◆ Data records for software interfaces:
((
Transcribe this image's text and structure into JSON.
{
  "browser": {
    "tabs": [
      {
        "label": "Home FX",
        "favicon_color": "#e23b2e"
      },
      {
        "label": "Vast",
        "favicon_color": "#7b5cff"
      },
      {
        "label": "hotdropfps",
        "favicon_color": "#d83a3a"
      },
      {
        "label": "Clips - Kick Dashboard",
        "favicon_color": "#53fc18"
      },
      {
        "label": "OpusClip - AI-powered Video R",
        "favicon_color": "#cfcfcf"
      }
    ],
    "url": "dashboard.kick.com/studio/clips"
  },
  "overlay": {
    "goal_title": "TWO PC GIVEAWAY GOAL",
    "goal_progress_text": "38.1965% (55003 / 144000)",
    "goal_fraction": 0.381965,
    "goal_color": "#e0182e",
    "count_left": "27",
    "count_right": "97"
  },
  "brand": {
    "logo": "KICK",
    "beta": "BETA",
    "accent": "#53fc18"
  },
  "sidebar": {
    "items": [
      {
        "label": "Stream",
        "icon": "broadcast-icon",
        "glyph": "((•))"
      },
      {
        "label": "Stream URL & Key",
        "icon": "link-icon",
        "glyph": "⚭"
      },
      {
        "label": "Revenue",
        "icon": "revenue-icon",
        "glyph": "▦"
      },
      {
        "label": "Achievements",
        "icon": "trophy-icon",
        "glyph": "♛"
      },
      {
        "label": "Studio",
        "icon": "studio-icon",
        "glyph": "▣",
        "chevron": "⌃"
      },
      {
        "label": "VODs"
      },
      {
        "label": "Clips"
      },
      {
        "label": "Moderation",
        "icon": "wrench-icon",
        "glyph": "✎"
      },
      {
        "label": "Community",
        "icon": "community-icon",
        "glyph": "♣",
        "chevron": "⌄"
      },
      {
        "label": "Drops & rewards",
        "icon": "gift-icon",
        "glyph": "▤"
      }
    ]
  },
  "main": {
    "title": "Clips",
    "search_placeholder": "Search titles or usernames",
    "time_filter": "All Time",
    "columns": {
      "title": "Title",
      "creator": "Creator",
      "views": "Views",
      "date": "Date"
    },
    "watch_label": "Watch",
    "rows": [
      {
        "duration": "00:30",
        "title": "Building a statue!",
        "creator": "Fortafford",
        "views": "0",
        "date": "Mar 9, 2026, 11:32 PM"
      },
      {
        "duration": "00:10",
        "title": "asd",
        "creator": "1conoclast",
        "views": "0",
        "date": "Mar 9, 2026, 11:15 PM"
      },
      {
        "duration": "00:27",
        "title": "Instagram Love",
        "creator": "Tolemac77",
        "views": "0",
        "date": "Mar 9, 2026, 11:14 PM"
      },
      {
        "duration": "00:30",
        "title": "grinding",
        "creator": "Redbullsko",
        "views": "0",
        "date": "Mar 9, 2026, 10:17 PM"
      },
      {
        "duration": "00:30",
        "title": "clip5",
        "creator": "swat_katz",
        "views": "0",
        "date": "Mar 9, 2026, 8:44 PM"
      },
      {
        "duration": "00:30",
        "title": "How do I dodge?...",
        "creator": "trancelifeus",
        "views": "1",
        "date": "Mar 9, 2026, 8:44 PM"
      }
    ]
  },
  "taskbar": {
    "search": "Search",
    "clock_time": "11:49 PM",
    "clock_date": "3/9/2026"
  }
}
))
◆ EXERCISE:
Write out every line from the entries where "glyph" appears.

◆ RESULT OF THE EXERCISE:
        "glyph": "((•))"
        "glyph": "⚭"
        "glyph": "▦"
        "glyph": "♛"
        "glyph": "▣",
        "glyph": "✎"
        "glyph": "♣",
        "glyph": "▤"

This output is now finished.